All that is somewhat expected and rather mild, compared to what I’ve been hearing. Frankly, some of it is well deserved, even if hardly comporting with the dictum of not cursing the leader among you. To be honest, I may think some of what people say, but rarely do I verbalize it.
What I’ve been hearing is inappropriately over the line critical of our Israeli leadership. Recently, when joining a group of people in the settlement of Migron which is 5 kilometers north of Jerusalem, we were informed that at least 3 homes are slated for destruction and that the entire community will be dismantled by approval of the Israeli government. When I heard this, which was a confirmation of what I’d read in the papers, I shook my head and couldn’t believe that our own government would, again, permit Jewish families, including dozens of children, to be expelled from biblical Israeli land. If I had BB Netanyahu near me, I would have taken a skillet and bomped him on the head, and asked him why in the world is he doing our enemy’s work by weakening the land and the people of the Jewish state. But I would not call him a Nazi, like someone did who stood nearby. I would not call what hopefully will NOT happen a pogrom, like someone did nearby. A Nazi? A pogrom? Words that elicit memories of the ugliest anti-semites and anti-semitism, in my mind, are NEVER to be used in connection with our leadership.
It wasn’t long before names of Israeli leadership were mentioned again in disapproving tones, and then some people would say, “Netanyahu, yemach shemo” which means “may his name be erased.” Until now, I had heard this Hebrew phrase only when mentioning a tyrant or oppressor of the Jews, i.e., Haman, “yemach shemo,” or Ahmedinejad “yemach shemo” or Assad “yemach shemo.” But about a fellow Jew? Unacceptable, no matter what you think about him or her.

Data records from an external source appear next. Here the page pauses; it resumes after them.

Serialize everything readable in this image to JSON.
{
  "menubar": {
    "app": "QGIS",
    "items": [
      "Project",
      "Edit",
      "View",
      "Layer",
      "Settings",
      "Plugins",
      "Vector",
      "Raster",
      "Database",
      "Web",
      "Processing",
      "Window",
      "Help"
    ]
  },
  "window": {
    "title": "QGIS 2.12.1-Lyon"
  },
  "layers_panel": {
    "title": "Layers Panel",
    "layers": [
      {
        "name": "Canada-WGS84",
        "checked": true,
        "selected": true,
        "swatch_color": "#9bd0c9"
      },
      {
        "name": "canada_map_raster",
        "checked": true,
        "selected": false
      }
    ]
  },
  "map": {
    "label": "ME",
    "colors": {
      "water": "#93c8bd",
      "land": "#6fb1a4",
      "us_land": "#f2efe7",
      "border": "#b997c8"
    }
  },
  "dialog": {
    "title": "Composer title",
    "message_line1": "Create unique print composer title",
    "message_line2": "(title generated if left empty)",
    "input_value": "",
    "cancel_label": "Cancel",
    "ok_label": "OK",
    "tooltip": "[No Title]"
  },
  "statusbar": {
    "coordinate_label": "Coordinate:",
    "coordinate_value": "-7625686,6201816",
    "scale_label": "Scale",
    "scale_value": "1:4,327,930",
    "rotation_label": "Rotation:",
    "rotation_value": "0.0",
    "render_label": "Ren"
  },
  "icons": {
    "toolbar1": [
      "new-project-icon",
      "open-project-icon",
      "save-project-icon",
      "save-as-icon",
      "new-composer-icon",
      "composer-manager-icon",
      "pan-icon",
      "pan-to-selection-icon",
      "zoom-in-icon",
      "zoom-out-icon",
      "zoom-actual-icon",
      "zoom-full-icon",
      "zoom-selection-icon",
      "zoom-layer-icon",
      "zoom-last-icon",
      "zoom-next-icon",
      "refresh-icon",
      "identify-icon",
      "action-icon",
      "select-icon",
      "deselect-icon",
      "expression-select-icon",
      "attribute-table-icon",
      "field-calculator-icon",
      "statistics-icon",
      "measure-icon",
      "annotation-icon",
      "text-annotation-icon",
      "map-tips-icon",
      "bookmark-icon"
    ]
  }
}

I had a conversation recently about Israeli President Shimon Peres, where the opinion was expressed that Peres was evil and that he hates Jews and Israel. Pretty undistinguished qualifications for the President of the Jewish state, I thought.
Someone really took the cake last week when having a conversation with someone about Israeli leadership by saying, “You think Ben Gurion and Golda Meir were Jews? You think Ben Gurion liked Jews? He was WORSE than Hitler!” The first President of the Jewish state, without whose stewardship and God’s benevolence no Jewish state would likely exist today…..HE was worse than Hitler. What a sick and perverted mind, coming from a religious Jew yet.
I’ve heard all of these comments just in the last couple of weeks. It scares me to think how people are talking, how people are describing our Jewish leadership. Let me be clear- I wouldn’t dismantle a single settlement EVER- biblical Israel belongs to the Jews, period. I am in favor of one state, a Jewish one, period. I am in favor of the hardest line against those who would rather see us dead, not one inch for so-called peace, period. The tougher the better, period. Power seems to be what our dead-set-against us- neighbors understand, and in my opinion, a powerful and strategic offense- never mind being disproportionate…self defense is in and of itself proportionate- will give us the security we need, along with the help of the Almighty.
I understand opposing Israeli leadership, even protesting against it or its decisions. But calling them or referring to their actions in words that describe our most vile, wicked and depraved Jew-haters is way beyond the pale and dangerous. Let’s stay in the bounds of decency and have some semblance of Derech Eretz.